Once the fly line is well up into the inner section of braided mono, use the biro to make the loop larger and bring the two sections of Gudebrod closer in size, as one crawls up along the other. Ideally, the two sections should end up virtually as one, but sometimes this can’t happen for fear of closing the loop. Not to worry – the system will still work fine.
You’re nearly done. The next step is to apply a strategically placed binding or two. Basically, the Gudebrod loop locks onto itself as tension is applied but the binding prevents any accidental slippage, so here’s how to do it.
Use the bobbin with its pale coloured thread in a swinging whip finish over around a centimetre of the braided mono. Finish with a whip finish, as you would do when rod binding.
If the two sections of Gudebrod are virtually together, one binding will suffice. If they are a bit apart, as shown in the photo, put a neat binding on both the point of exit of the fly line plus the point where the inner section of Gudebrod exits the outer section.
Use a pale, unobtrusive coloured thread to prevent overzealous fish such as mackerel from snipping off the connection when the binding is moving quickly through the water. I once set one up with black binding and it didn’t last the morning. A fish bit it off cleanly.
I like to apply at least three coats of nail varnish over each small binding. When they are dry you can use some Aquaseal, Pliobond or the like over the binding to totally smooth the connection. This last step isn’t mandatory though, as I’ve found the varnish does a good enough job by itself.
1) 1: The section of wire is pushed through the wall of the braided mono and the loop is then opened to accept the other end of the Gudebrod.
2) 2: The inner section of the braided mono is pulled through the outer bit. Note the loop – it must be maintained.
3) 3: This shows the loop, the inner section of braided mono accepting the fly line, plus the point where the inner section exits the outer bit. Bindings are applied to both of these points in a spliced connection such as this one.

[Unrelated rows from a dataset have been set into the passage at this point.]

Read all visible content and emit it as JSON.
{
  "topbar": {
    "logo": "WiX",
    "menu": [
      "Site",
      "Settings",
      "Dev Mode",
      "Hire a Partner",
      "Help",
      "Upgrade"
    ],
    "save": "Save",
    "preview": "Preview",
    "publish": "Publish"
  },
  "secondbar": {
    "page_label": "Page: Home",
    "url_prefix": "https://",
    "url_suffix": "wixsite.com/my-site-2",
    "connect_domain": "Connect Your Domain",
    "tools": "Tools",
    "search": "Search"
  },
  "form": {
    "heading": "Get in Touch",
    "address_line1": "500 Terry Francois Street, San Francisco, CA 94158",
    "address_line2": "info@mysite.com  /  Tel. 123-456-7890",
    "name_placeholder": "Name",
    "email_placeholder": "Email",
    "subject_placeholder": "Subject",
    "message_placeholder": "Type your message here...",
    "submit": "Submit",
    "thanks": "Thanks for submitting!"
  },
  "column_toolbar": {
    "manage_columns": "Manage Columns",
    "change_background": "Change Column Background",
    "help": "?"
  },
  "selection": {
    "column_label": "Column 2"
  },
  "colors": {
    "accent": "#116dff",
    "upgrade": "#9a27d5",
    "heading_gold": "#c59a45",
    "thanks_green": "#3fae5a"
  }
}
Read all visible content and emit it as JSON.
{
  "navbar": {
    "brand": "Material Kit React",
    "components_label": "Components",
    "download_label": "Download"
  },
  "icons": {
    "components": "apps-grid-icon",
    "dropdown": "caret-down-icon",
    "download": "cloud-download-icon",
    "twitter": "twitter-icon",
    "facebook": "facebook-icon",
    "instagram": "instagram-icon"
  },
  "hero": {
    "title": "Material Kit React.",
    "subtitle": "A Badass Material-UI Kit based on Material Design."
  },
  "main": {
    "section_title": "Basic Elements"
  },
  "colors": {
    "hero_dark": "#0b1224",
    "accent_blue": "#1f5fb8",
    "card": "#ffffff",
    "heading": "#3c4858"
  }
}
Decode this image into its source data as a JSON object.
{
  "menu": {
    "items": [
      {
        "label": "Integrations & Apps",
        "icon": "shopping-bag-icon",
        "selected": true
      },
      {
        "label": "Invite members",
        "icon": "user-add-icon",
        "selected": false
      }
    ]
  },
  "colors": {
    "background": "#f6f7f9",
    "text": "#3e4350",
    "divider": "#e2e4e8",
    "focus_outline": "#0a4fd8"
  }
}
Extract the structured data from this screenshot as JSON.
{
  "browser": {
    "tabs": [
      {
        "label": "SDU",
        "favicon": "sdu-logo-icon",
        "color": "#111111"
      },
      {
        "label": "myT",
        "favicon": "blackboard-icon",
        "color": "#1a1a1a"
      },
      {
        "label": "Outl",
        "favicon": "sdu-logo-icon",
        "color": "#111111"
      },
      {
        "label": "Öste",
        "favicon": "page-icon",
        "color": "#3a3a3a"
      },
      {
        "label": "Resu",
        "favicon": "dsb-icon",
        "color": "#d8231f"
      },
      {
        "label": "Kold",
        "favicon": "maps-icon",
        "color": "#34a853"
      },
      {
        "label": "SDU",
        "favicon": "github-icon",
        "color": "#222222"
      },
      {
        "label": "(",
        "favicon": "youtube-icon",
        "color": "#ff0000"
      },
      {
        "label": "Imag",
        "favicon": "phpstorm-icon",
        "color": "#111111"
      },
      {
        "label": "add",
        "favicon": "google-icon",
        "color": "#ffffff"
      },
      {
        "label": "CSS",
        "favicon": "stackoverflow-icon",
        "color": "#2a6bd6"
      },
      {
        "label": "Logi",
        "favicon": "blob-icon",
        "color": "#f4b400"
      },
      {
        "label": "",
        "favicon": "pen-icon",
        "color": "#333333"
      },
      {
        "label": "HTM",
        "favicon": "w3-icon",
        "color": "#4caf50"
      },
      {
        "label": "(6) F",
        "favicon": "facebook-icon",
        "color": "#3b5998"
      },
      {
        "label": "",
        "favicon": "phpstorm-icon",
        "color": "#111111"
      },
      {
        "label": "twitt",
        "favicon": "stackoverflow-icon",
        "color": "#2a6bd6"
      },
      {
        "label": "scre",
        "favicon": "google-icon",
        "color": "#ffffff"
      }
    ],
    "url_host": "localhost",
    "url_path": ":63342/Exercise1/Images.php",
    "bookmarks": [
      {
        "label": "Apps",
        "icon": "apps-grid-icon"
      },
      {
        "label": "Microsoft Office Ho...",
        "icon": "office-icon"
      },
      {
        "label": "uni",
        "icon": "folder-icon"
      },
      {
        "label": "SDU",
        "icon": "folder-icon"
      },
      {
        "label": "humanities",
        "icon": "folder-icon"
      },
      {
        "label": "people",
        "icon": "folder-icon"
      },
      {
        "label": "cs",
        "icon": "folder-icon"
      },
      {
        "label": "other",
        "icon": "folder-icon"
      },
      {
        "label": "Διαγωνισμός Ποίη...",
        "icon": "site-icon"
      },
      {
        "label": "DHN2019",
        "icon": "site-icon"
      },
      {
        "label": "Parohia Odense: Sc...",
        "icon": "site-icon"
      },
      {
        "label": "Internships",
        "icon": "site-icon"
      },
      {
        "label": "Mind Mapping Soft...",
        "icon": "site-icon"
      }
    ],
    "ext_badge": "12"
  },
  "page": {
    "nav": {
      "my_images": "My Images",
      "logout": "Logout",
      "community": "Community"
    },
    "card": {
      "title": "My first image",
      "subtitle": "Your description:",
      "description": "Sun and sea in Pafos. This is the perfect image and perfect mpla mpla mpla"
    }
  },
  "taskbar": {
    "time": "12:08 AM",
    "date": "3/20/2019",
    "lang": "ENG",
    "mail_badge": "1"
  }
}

4) The finished spliced loop. Note the two bindings of a neutral coloured thread.Reads: 1752